== TASK TO COMPLETE ==
Replicate the data exactly, every line included.

[Dataset rows for apps and sites]
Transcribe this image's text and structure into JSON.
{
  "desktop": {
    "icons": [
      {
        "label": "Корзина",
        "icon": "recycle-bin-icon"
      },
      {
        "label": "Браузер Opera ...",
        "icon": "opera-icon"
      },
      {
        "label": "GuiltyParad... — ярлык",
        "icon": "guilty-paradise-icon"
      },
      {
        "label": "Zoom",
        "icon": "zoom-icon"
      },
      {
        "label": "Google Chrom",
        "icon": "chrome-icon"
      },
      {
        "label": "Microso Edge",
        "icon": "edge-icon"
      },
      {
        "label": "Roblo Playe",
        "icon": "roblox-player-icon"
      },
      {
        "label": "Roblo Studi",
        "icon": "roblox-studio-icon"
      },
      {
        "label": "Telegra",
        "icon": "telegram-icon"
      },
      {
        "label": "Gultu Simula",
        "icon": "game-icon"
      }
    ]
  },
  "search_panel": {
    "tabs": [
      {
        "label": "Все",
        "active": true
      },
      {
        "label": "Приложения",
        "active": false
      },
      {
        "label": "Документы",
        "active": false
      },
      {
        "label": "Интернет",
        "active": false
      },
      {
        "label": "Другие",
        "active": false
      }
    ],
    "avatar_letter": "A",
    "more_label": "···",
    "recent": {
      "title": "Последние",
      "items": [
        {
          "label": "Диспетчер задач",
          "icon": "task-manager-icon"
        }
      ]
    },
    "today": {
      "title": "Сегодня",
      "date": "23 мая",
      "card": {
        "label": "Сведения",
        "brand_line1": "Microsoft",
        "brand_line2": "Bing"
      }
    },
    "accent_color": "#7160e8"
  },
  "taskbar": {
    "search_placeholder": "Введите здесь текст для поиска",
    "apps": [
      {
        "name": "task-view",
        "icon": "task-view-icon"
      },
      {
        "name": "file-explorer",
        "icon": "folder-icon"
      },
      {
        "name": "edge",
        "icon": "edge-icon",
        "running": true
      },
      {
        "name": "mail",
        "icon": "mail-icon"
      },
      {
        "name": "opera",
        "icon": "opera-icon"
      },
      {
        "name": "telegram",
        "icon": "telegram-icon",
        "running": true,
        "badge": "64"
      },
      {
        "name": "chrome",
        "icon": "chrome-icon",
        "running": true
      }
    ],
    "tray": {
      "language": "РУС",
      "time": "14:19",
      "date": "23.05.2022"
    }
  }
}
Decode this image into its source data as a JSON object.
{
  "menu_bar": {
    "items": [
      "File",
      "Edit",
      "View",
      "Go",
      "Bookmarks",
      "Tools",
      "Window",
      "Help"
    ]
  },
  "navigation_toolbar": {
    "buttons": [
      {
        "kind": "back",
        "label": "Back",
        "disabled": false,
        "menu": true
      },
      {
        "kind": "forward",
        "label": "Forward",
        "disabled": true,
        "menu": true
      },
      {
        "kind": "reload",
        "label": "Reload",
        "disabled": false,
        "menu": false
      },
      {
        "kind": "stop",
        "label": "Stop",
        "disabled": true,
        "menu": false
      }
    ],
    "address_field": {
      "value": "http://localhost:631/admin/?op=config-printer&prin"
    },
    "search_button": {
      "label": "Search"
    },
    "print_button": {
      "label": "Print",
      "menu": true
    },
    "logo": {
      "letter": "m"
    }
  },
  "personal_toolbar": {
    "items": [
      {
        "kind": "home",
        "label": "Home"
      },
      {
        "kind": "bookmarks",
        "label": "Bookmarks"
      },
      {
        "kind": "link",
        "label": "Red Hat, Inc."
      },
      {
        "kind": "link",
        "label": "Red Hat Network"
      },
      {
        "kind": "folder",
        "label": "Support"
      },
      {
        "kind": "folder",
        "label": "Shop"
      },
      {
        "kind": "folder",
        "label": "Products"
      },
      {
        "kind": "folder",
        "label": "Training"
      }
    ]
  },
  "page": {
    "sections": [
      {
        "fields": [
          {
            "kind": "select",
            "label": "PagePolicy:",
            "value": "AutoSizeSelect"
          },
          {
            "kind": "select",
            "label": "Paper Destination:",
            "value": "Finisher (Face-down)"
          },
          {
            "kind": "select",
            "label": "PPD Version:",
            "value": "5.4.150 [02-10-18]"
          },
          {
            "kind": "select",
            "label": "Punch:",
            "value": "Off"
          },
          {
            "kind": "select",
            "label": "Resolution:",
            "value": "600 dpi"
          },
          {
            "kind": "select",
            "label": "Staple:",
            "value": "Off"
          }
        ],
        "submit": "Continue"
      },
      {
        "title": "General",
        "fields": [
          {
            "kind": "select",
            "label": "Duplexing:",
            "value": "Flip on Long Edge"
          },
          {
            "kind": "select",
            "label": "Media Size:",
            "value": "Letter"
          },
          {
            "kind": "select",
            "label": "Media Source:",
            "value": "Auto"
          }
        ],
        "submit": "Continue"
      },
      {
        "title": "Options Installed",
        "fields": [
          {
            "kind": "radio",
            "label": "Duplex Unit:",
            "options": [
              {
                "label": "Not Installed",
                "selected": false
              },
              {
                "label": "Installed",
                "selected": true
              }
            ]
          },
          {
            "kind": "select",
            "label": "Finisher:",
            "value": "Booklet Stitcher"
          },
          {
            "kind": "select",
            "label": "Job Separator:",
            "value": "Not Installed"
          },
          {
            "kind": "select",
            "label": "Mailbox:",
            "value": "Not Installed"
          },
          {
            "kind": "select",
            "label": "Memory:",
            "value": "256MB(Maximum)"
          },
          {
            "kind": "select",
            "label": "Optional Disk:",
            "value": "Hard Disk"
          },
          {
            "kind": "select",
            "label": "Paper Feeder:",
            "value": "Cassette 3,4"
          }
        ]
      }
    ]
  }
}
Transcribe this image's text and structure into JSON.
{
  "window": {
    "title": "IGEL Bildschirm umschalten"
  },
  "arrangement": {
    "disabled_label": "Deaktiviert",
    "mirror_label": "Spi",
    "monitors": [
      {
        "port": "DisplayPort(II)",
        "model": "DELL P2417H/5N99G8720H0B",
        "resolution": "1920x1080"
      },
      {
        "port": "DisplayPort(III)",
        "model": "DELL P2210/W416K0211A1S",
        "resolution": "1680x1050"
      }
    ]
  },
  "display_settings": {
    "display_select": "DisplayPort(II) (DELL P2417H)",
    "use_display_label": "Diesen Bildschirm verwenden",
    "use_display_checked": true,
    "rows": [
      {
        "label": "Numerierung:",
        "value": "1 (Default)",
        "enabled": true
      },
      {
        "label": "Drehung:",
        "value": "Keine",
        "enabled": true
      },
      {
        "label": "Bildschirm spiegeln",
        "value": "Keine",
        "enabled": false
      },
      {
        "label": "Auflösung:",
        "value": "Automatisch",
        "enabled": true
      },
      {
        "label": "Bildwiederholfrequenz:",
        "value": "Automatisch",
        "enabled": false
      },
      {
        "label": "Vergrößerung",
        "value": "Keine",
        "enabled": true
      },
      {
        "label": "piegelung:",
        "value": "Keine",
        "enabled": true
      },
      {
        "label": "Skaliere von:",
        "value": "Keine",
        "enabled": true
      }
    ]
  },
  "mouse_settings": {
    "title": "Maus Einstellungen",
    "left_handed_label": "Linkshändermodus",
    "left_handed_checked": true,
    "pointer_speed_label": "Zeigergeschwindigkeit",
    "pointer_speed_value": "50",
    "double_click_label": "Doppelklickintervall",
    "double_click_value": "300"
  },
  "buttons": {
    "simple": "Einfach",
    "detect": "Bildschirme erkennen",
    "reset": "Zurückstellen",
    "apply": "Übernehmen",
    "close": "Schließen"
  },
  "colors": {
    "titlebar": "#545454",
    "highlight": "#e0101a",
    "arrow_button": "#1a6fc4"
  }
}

== SOLUTION FOR THIS EXERCISE ==
Transcribe this image's text and structure into JSON.
{
  "desktop": {
    "icons": [
      {
        "label": "Корзина",
        "icon": "recycle-bin-icon"
      },
      {
        "label": "Браузер Opera ...",
        "icon": "opera-icon"
      },
      {
        "label": "GuiltyParad... — ярлык",
        "icon": "guilty-paradise-icon"
      },
      {
        "label": "Zoom",
        "icon": "zoom-icon"
      },
      {
        "label": "Google Chrom",
        "icon": "chrome-icon"
      },
      {
        "label": "Microso Edge",
        "icon": "edge-icon"
      },
      {
        "label": "Roblo Playe",
        "icon": "roblox-player-icon"
      },
      {
        "label": "Roblo Studi",
        "icon": "roblox-studio-icon"
      },
      {
        "label": "Telegra",
        "icon": "telegram-icon"
      },
      {
        "label": "Gultu Simula",
        "icon": "game-icon"
      }
    ]
  },
  "search_panel": {
    "tabs": [
      {
        "label": "Все",
        "active": true
      },
      {
        "label": "Приложения",
        "active": false
      },
      {
        "label": "Документы",
        "active": false
      },
      {
        "label": "Интернет",
        "active": false
      },
      {
        "label": "Другие",
        "active": false
      }
    ],
    "avatar_letter": "A",
    "more_label": "···",
    "recent": {
      "title": "Последние",
      "items": [
        {
          "label": "Диспетчер задач",
          "icon": "task-manager-icon"
        }
      ]
    },
    "today": {
      "title": "Сегодня",
      "date": "23 мая",
      "card": {
        "label": "Сведения",
        "brand_line1": "Microsoft",
        "brand_line2": "Bing"
      }
    },
    "accent_color": "#7160e8"
  },
  "taskbar": {
    "search_placeholder": "Введите здесь текст для поиска",
    "apps": [
      {
        "name": "task-view",
        "icon": "task-view-icon"
      },
      {
        "name": "file-explorer",
        "icon": "folder-icon"
      },
      {
        "name": "edge",
        "icon": "edge-icon",
        "running": true
      },
      {
        "name": "mail",
        "icon": "mail-icon"
      },
      {
        "name": "opera",
        "icon": "opera-icon"
      },
      {
        "name": "telegram",
        "icon": "telegram-icon",
        "running": true,
        "badge": "64"
      },
      {
        "name": "chrome",
        "icon": "chrome-icon",
        "running": true
      }
    ],
    "tray": {
      "language": "РУС",
      "time": "14:19",
      "date": "23.05.2022"
    }
  }
}
Decode this image into its source data as a JSON object.
{
  "menu_bar": {
    "items": [
      "File",
      "Edit",
      "View",
      "Go",
      "Bookmarks",
      "Tools",
      "Window",
      "Help"
    ]
  },
  "navigation_toolbar": {
    "buttons": [
      {
        "kind": "back",
        "label": "Back",
        "disabled": false,
        "menu": true
      },
      {
        "kind": "forward",
        "label": "Forward",
        "disabled": true,
        "menu": true
      },
      {
        "kind": "reload",
        "label": "Reload",
        "disabled": false,
        "menu": false
      },
      {
        "kind": "stop",
        "label": "Stop",
        "disabled": true,
        "menu": false
      }
    ],
    "address_field": {
      "value": "http://localhost:631/admin/?op=config-printer&prin"
    },
    "search_button": {
      "label": "Search"
    },
    "print_button": {
      "label": "Print",
      "menu": true
    },
    "logo": {
      "letter": "m"
    }
  },
  "personal_toolbar": {
    "items": [
      {
        "kind": "home",
        "label": "Home"
      },
      {
        "kind": "bookmarks",
        "label": "Bookmarks"
      },
      {
        "kind": "link",
        "label": "Red Hat, Inc."
      },
      {
        "kind": "link",
        "label": "Red Hat Network"
      },
      {
        "kind": "folder",
        "label": "Support"
      },
      {
        "kind": "folder",
        "label": "Shop"
      },
      {
        "kind": "folder",
        "label": "Products"
      },
      {
        "kind": "folder",
        "label": "Training"
      }
    ]
  },
  "page": {
    "sections": [
      {
        "fields": [
          {
            "kind": "select",
            "label": "PagePolicy:",
            "value": "AutoSizeSelect"
          },
          {
            "kind": "select",
            "label": "Paper Destination:",
            "value": "Finisher (Face-down)"
          },
          {
            "kind": "select",
            "label": "PPD Version:",
            "value": "5.4.150 [02-10-18]"
          },
          {
            "kind": "select",
            "label": "Punch:",
            "value": "Off"
          },
          {
            "kind": "select",
            "label": "Resolution:",
            "value": "600 dpi"
          },
          {
            "kind": "select",
            "label": "Staple:",
            "value": "Off"
          }
        ],
        "submit": "Continue"
      },
      {
        "title": "General",
        "fields": [
          {
            "kind": "select",
            "label": "Duplexing:",
            "value": "Flip on Long Edge"
          },
          {
            "kind": "select",
            "label": "Media Size:",
            "value": "Letter"
          },
          {
            "kind": "select",
            "label": "Media Source:",
            "value": "Auto"
          }
        ],
        "submit": "Continue"
      },
      {
        "title": "Options Installed",
        "fields": [
          {
            "kind": "radio",
            "label": "Duplex Unit:",
            "options": [
              {
                "label": "Not Installed",
                "selected": false
              },
              {
                "label": "Installed",
                "selected": true
              }
            ]
          },
          {
            "kind": "select",
            "label": "Finisher:",
            "value": "Booklet Stitcher"
          },
          {
            "kind": "select",
            "label": "Job Separator:",
            "value": "Not Installed"
          },
          {
            "kind": "select",
            "label": "Mailbox:",
            "value": "Not Installed"
          },
          {
            "kind": "select",
            "label": "Memory:",
            "value": "256MB(Maximum)"
          },
          {
            "kind": "select",
            "label": "Optional Disk:",
            "value": "Hard Disk"
          },
          {
            "kind": "select",
            "label": "Paper Feeder:",
            "value": "Cassette 3,4"
          }
        ]
      }
    ]
  }
}
Transcribe this image's text and structure into JSON.
{
  "window": {
    "title": "IGEL Bildschirm umschalten"
  },
  "arrangement": {
    "disabled_label": "Deaktiviert",
    "mirror_label": "Spi",
    "monitors": [
      {
        "port": "DisplayPort(II)",
        "model": "DELL P2417H/5N99G8720H0B",
        "resolution": "1920x1080"
      },
      {
        "port": "DisplayPort(III)",
        "model": "DELL P2210/W416K0211A1S",
        "resolution": "1680x1050"
      }
    ]
  },
  "display_settings": {
    "display_select": "DisplayPort(II) (DELL P2417H)",
    "use_display_label": "Diesen Bildschirm verwenden",
    "use_display_checked": true,
    "rows": [
      {
        "label": "Numerierung:",
        "value": "1 (Default)",
        "enabled": true
      },
      {
        "label": "Drehung:",
        "value": "Keine",
        "enabled": true
      },
      {
        "label": "Bildschirm spiegeln",
        "value": "Keine",
        "enabled": false
      },
      {
        "label": "Auflösung:",
        "value": "Automatisch",
        "enabled": true
      },
      {
        "label": "Bildwiederholfrequenz:",
        "value": "Automatisch",
        "enabled": false
      },
      {
        "label": "Vergrößerung",
        "value": "Keine",
        "enabled": true
      },
      {
        "label": "piegelung:",
        "value": "Keine",
        "enabled": true
      },
      {
        "label": "Skaliere von:",
        "value": "Keine",
        "enabled": true
      }
    ]
  },
  "mouse_settings": {
    "title": "Maus Einstellungen",
    "left_handed_label": "Linkshändermodus",
    "left_handed_checked": true,
    "pointer_speed_label": "Zeigergeschwindigkeit",
    "pointer_speed_value": "50",
    "double_click_label": "Doppelklickintervall",
    "double_click_value": "300"
  },
  "buttons": {
    "simple": "Einfach",
    "detect": "Bildschirme erkennen",
    "reset": "Zurückstellen",
    "apply": "Übernehmen",
    "close": "Schließen"
  },
  "colors": {
    "titlebar": "#545454",
    "highlight": "#e0101a",
    "arrow_button": "#1a6fc4"
  }
}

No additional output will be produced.